The prime example of this effect is the curb cut: an angled slice made into the curb on the side of a road, to make access onto and off of the road possible by rolling instead of stepping. In your mind, you’re imagining wheelchairs. Someone that cannot walk onto the curb must be physically disabled, and therefore uses a wheelchair. This is so cemented in our collective consciousness that we use a symbol of a person in a wheelchair to represent the concept of “disability”. A parking spot with that symbol displayed, won’t be far from a curb cut.
However, this 1:1 reasoning is clearly not the full story. If you’ve ever had to use a mover’s dolley before, you’ll know how useful these curb cuts are. Same with someone on a bike, who generally values their pelvis not being blasted into shards going over a curb on thin road bike tires. The built environment was improved for everyone by adding an interface option (rolling) that we understood as being for only 1 specific kind of person.
Considering My Interfaces While Avoiding the Allure of Min/Maxing My Accessibility (Developer) Score

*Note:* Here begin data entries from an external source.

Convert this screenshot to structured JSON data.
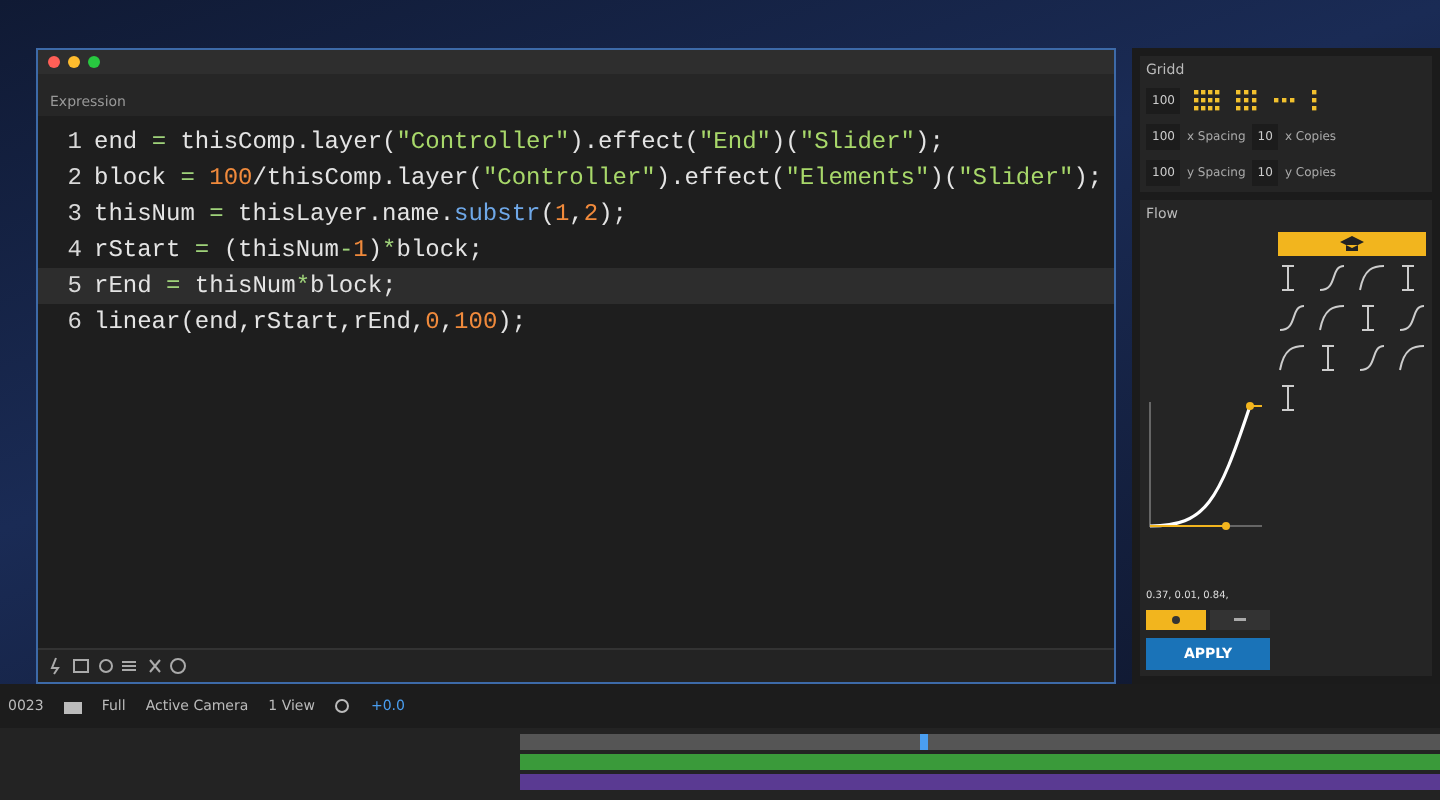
{
  "editor": {
    "title": "Expression",
    "lines": [
      {
        "number": "1",
        "selected": false,
        "tokens": [
          {
            "kind": "plain",
            "text": "end "
          },
          {
            "kind": "op",
            "text": "="
          },
          {
            "kind": "plain",
            "text": " thisComp.layer("
          },
          {
            "kind": "str",
            "text": "\"Controller\""
          },
          {
            "kind": "plain",
            "text": ").effect("
          },
          {
            "kind": "str",
            "text": "\"End\""
          },
          {
            "kind": "plain",
            "text": ")("
          },
          {
            "kind": "str",
            "text": "\"Slider\""
          },
          {
            "kind": "plain",
            "text": ");"
          }
        ]
      },
      {
        "number": "2",
        "selected": false,
        "tokens": [
          {
            "kind": "plain",
            "text": "block "
          },
          {
            "kind": "op",
            "text": "= "
          },
          {
            "kind": "num",
            "text": "100"
          },
          {
            "kind": "plain",
            "text": "/thisComp.layer("
          },
          {
            "kind": "str",
            "text": "\"Controller\""
          },
          {
            "kind": "plain",
            "text": ").effect("
          },
          {
            "kind": "str",
            "text": "\"Elements\""
          },
          {
            "kind": "plain",
            "text": ")("
          },
          {
            "kind": "str",
            "text": "\"Slider\""
          },
          {
            "kind": "plain",
            "text": ");"
          }
        ]
      },
      {
        "number": "3",
        "selected": false,
        "tokens": [
          {
            "kind": "plain",
            "text": "thisNum "
          },
          {
            "kind": "op",
            "text": "="
          },
          {
            "kind": "plain",
            "text": " thisLayer.name."
          },
          {
            "kind": "fn",
            "text": "substr"
          },
          {
            "kind": "plain",
            "text": "("
          },
          {
            "kind": "num",
            "text": "1"
          },
          {
            "kind": "plain",
            "text": ","
          },
          {
            "kind": "num",
            "text": "2"
          },
          {
            "kind": "plain",
            "text": ");"
          }
        ]
      },
      {
        "number": "4",
        "selected": false,
        "tokens": [
          {
            "kind": "plain",
            "text": "rStart "
          },
          {
            "kind": "op",
            "text": "="
          },
          {
            "kind": "plain",
            "text": " (thisNum"
          },
          {
            "kind": "op",
            "text": "-"
          },
          {
            "kind": "num",
            "text": "1"
          },
          {
            "kind": "plain",
            "text": ")"
          },
          {
            "kind": "op",
            "text": "*"
          },
          {
            "kind": "plain",
            "text": "block;"
          }
        ]
      },
      {
        "number": "5",
        "selected": true,
        "tokens": [
          {
            "kind": "plain",
            "text": "rEnd "
          },
          {
            "kind": "op",
            "text": "="
          },
          {
            "kind": "plain",
            "text": " thisNum"
          },
          {
            "kind": "op",
            "text": "*"
          },
          {
            "kind": "plain",
            "text": "block;"
          }
        ]
      },
      {
        "number": "6",
        "selected": false,
        "tokens": [
          {
            "kind": "plain",
            "text": "linear(end,rStart,rEnd,"
          },
          {
            "kind": "num",
            "text": "0"
          },
          {
            "kind": "plain",
            "text": ","
          },
          {
            "kind": "num",
            "text": "100"
          },
          {
            "kind": "plain",
            "text": ");"
          }
        ]
      }
    ]
  },
  "grid_panel": {
    "title": "Gridd",
    "size": "100",
    "x_spacing": "100",
    "x_spacing_label": "x Spacing",
    "x_copies": "10",
    "x_copies_label": "x Copies",
    "y_spacing": "100",
    "y_spacing_label": "y Spacing",
    "y_copies": "10",
    "y_copies_label": "y Copies"
  },
  "flow_panel": {
    "title": "Flow",
    "readout": "0.37, 0.01, 0.84,",
    "apply": "APPLY"
  },
  "viewer_bar": {
    "timecode": "0023",
    "resolution": "Full",
    "camera": "Active Camera",
    "views": "1 View",
    "exposure": "+0.0"
  }
}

We developers are an interesting bunch. We take large problems, and break them down into small describable mini-problems that we can then automate, and provide an abstraction to make using our solution easy to use. While this process does work well for many problems, it’s not universal. Sometimes large “birds eye” solutions are necessary. Designers and artists are very familiar with this concept; holding steadfast to strict rules won’t always create a cohesive work, or even a work that’s fit for purpose. Instead, stepping back and considering the way someone uses the thing you’re making gives you a direction towards the impact/outcome you want to have, rather than trying to take the shortcut of following tips and tricks to save yourself the effort of exploration.
This doesn’t mean standards for interface design are bad, far from it actually, but I don’t think we can assume that following an accessibility (Developer) “best practice” standard means the result is accessible (Universal). That requires we promise respect for your users, not out of pity for some list of disabilities that someone else predetermined as the “important ones”, but rather respect for your users to use tools how they see fit. Boiling this goal down to “it passes the automated a11y test” doesn’t hold up our side of this promise often enough.